The Democrats' 'War on Work'

obamaville_11-21-11

The Republicans are supposed to have a "War on Women" that's about as real as the Loch Ness monster, but the Democrats are developing a war that is considerably more authentic and quite a bit more sinister -- a "War on Work."  From Reuters:

Democrats sought to turn the latest controversy over Obamacare and the economy into a positive political message on Sunday by casting an expected decline in American work hours as a boon to worker freedom and family values.

In a new partisan tussle over election messaging that is likely to color this year's congressional mid-term campaign, Democratic lawmakers said a predicted drop in work hours brought about by Obamacare would mean more family time for mothers, more study opportunities for college students and less job stress for older workers.

"The single mom, who's raising three kids (and) has to keep a job because of healthcare, can now spend some time raising those kids. That's a family value," Democratic Senator Charles Schumer said on NBC's Sunday program, "Meet the Press."

He was responding to a fiscal report from the nonpartisan Congressional Budget Office (CBO) on Tuesday that said President Barack Obama's healthcare law would bring about a drop in work hours equal to the loss of 2.5 million full-time workers over the next decade.

Schumer's blather is obviously meant to distract from the CBO's report, rather than "respond" to it, as the Reuters loyalists would have it, but never mind.  Something more disturbing, indeed quite literally depressing, is at play here.  If we are moving toward a society in which people perforce work less, whether to get discount healthcare or any healthcare or some other governmentally imposed reason, we are moving toward a depressed society, a nation of the sad.

You don't have to be a Freudian to see the truth in the father of psychoanalysis' oft-quoted pronouncement that "love and work are the cornerstones of our humanness," really the keys to our daily sanity.  If you undermine our ability to work, to be gainfully and fully employed,  you undermine our self-respect, virtually no matter what our occupation. When our ability to contribute to society and to the welfare of our families is curtailed, we become depressed, sometimes unable to function or even be creative with that vaunted free time.
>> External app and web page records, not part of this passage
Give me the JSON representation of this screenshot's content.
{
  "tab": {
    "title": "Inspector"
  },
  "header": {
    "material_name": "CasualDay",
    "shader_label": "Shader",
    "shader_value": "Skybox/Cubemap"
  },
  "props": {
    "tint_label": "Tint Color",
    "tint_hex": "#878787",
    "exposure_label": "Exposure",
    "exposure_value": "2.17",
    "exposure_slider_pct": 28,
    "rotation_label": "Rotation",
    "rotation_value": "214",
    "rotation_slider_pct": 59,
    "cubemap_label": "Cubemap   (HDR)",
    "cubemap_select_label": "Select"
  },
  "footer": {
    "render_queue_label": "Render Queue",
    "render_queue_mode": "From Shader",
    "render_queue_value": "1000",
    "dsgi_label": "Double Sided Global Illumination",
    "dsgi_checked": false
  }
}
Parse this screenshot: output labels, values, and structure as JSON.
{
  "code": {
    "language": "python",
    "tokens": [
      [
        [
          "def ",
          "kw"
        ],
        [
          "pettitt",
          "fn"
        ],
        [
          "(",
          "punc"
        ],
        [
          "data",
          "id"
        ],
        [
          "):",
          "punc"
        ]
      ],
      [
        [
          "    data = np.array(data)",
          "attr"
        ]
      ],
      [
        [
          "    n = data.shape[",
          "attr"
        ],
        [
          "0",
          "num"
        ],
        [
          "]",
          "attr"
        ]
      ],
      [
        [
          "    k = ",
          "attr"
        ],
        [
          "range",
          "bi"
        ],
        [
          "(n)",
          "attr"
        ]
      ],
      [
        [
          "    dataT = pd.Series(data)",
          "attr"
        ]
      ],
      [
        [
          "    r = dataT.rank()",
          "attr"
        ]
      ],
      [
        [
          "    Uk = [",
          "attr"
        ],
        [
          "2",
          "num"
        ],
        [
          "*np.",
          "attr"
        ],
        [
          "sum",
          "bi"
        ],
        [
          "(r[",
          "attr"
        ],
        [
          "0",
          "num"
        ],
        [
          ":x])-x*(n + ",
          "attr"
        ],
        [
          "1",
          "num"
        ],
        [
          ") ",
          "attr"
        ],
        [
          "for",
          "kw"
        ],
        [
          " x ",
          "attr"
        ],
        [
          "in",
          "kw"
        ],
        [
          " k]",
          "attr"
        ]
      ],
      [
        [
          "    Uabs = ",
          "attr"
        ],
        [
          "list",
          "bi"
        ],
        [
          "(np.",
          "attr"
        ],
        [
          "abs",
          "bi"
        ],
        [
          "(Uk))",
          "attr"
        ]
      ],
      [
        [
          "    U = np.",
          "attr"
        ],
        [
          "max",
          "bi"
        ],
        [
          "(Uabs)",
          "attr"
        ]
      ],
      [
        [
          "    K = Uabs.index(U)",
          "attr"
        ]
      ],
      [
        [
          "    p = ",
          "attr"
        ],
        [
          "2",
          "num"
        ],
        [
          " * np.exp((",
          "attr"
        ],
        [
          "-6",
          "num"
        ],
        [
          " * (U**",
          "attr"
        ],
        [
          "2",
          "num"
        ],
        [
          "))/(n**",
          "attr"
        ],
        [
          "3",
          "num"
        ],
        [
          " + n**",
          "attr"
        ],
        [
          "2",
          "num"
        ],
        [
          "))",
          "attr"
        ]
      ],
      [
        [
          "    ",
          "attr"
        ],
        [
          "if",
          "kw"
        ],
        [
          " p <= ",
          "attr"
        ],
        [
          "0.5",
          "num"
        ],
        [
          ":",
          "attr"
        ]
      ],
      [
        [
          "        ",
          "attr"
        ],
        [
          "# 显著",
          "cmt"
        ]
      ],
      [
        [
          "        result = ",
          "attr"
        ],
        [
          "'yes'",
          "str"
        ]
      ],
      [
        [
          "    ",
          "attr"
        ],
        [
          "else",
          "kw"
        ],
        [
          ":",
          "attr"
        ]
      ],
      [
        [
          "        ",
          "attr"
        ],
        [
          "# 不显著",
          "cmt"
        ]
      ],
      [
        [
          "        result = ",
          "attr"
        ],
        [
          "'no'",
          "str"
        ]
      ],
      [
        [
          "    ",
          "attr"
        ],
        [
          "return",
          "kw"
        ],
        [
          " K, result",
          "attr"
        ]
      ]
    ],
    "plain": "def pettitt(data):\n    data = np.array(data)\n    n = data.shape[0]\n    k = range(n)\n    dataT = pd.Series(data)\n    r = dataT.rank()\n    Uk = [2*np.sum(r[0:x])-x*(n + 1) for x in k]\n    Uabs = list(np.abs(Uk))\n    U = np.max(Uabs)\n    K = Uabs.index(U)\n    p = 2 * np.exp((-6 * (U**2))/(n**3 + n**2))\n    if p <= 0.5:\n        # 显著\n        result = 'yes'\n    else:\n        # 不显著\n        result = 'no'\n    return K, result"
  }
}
The vast majority of us anyway.  People on the dole are almost always a depressed lot, sometimes terminally.

So something deeply cynical resides at the heart of this new "liberal" free time favor they are bestowing on the citizens of our country.  Maybe it isn't birth control pills that should be distributed gratis via Obamacare, but Oxycontin.

And America is already a depressed country, according to a study by researchers at the State University of New York at Stony Brook, although not as depressed as France.  The French are well known world beaters in that regard.  And we all know the French work less and brag incessantly about their lengthy vacations.  Interestingly, the least depressed nation in the study is China where we also all know they work like beavers, sometimes to extraordinary hours. Go figure.

As with many things, I don't think these liberals believe what they are saying.   They have to have a "War on Work," because if work were good for you, they'd have to explain why the labor participation rate is at or near all-time lows.  Ninety plus million have given up even trying to find employment or, if my guess is correct, are working part time under the table and not reporting their income to the IRS,  who are too busy harassing conservatives to notice anyway.

We are moving toward an era like the old Soviet Union where the joke went: "We pretend to work and they pretend to pay us."  All power to the black market.

Well, it's not that bad yet,  But we are coming to a crunch point where the American people are going to have to make a decision between the welfare state -- and its attendant depression -- and self-reliance -- and its attendant self-respect.

Speaking of which, it's a good moment to mention Fred Siegel's just published The Revolt Against the Masses, which I read some time ago in manuscript.  It is a rewrite of the history of modern American liberalism, that shows, according to its jacket copy and as he explained to PJM's Ed Driscoll during his recent interview, "that what we think of a liberalism -- the top-and-bottom collation we associate with President Obama -- began not with Progressivism of the New Deal but rather in the wake of WWI, in disillusionment with American society."

Disillusionment?  Depression?  They're handmaidens, aren't they?